Jun 30 - Jul 20
Given that replacing spinning disk arrays with Nand-based flash drives is the direction the datacentre industry is heading, in this series of articles we explore how to configure flash storage to get the best price performance and assess public cloud-based flash offerings. We also look at the reliability and longevity of flash-based storage.
AI in cybersecurity
Jul 21 - Aug 10
Given that hackers are using advanced techniques to break into corporate and government IT systems, we assess the merits of using ML, AI and RPA to manage IT security, roll out patches and tackle zero day attacks automatically. Potentially AI can be used to enable organisations to operate a IT predictive security stance and automate reactive measures when needed.
Modern software development practices
Aug 11 - Sep 7
Is modern software development about building cloud-native, cloud-first and multi-cloud applications? Is it about embracing data-driven big data insights and making inherent use of Artificial Intelligence (AI) and Machine Learning (ML)? Or is it about granular code reuse and low coding tools. In this series we explore what it means to be a modern software developer.
Mobile networks to support the modern workplace
Sep 8 - Sep 28
The coronavirus pandemic and lockdown has highlighted the need for good internet connectivity, especially given the rise in the use of video conferencing and virtual events to replace physical meetings. In this series we look at what measures and technologies IT departments can put in place to ensure people who work remotely can have the security and reliability of an enterprise WAN when they are at home.
Supply chain resiliency and the impact on corporate IT
Sep 29 - Oct 19
The issues relating to personal protection equipment during the coronavirus pandemic, has put into focus the risk of real time and on-demand production. What are companies having to do to maintain supply chains? As economies shift from efficiency to resilience, from just-in-time to just-in-case, what does that mean for companies operating internationally? How will companies rethink supply chain management, and what will that mean for corporate IT?
Intelligent Workload management
Oct 20 - Nov 09
As IT departments embark on cloud-first initiatives, they need to assess where best to deploy the application. Can the application run on a public cloud? If so, which cloud is most cost-effective? At what level of usage does economic benefits diminish? Along with cost concerns, increasingly complex IT deployments require orchestration of multiple services, all of which need to be managed and monitored. We explore the latest trends in workload management tools.
Automating business processes
Nov 10 - Nov 31
As businesses strive for greater efficiency, many are looking at how to automate tasks that were previously manual. Among the steps they need to take is to assess the efficiency of the end-to-end business process. An inefficient business process is not optimal, no matter how much automation is used. In this series of articles we look at how businesses have optimised business processes, and where and when automation has been deployed.
Latest retail tech

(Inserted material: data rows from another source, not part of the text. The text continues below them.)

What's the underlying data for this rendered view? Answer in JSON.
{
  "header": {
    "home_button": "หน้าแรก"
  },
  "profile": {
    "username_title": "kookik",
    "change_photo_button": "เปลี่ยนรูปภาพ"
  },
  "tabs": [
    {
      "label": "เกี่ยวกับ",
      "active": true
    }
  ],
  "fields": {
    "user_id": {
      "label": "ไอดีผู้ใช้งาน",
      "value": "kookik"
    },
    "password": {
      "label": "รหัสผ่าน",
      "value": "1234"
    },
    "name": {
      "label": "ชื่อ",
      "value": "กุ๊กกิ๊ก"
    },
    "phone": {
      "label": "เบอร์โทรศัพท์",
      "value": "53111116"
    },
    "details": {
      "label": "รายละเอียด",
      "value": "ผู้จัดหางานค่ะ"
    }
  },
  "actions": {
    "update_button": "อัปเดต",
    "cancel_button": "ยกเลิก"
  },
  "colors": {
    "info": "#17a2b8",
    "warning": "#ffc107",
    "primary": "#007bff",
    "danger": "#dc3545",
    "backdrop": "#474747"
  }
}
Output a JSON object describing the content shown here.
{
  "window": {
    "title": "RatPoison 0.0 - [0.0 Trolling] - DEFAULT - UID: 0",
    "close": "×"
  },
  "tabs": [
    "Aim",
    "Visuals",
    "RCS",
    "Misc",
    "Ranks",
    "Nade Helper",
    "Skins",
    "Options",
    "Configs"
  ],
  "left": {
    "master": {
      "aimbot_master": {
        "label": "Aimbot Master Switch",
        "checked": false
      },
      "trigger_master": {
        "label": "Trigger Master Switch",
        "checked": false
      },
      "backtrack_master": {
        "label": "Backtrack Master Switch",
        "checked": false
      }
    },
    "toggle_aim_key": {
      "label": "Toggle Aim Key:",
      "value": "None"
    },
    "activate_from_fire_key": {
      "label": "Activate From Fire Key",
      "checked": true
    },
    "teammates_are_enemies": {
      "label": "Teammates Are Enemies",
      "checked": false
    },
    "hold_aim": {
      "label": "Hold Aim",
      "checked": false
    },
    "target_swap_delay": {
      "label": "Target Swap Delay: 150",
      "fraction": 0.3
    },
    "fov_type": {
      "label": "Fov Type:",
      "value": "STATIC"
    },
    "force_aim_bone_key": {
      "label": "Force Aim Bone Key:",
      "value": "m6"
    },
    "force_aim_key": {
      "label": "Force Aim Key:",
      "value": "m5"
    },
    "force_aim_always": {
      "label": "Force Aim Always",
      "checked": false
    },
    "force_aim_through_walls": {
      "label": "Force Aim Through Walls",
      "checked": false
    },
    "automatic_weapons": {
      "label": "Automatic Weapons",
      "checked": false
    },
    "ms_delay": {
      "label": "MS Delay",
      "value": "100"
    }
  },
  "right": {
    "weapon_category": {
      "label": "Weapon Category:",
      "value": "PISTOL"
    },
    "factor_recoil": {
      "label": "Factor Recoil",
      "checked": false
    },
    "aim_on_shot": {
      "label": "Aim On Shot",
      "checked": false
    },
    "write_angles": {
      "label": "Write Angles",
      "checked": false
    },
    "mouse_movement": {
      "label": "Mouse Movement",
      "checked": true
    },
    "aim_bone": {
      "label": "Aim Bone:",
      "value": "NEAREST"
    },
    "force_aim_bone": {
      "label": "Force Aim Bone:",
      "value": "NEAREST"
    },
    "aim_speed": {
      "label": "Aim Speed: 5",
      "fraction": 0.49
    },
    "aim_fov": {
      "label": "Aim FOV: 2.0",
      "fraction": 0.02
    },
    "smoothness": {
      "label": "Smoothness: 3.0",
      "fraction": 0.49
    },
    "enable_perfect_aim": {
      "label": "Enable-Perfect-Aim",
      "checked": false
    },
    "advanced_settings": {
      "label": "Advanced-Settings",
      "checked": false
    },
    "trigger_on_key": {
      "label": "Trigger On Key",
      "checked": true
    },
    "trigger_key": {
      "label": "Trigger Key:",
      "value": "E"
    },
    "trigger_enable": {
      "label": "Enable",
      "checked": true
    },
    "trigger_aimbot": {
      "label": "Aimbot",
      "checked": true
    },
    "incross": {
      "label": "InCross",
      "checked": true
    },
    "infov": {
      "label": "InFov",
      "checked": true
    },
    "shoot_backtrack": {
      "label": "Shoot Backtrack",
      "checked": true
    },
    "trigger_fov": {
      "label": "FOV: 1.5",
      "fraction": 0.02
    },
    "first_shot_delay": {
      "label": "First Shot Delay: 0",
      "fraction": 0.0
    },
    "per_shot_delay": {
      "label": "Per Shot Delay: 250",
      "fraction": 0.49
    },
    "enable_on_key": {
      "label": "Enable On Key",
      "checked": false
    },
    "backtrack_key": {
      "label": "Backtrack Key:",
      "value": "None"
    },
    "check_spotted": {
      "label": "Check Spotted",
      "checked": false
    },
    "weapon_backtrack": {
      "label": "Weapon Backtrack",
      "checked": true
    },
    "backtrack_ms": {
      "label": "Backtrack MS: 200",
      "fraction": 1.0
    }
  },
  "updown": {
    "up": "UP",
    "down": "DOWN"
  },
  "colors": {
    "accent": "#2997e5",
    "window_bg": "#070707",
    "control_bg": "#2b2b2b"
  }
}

Dec 01 - Dec 31
It has been another tough year for retail. How are retailers using technology to entice customers to come back to the high street? In this series we look at some of the cutting edge technologies that are set to change the nature of high street shopping.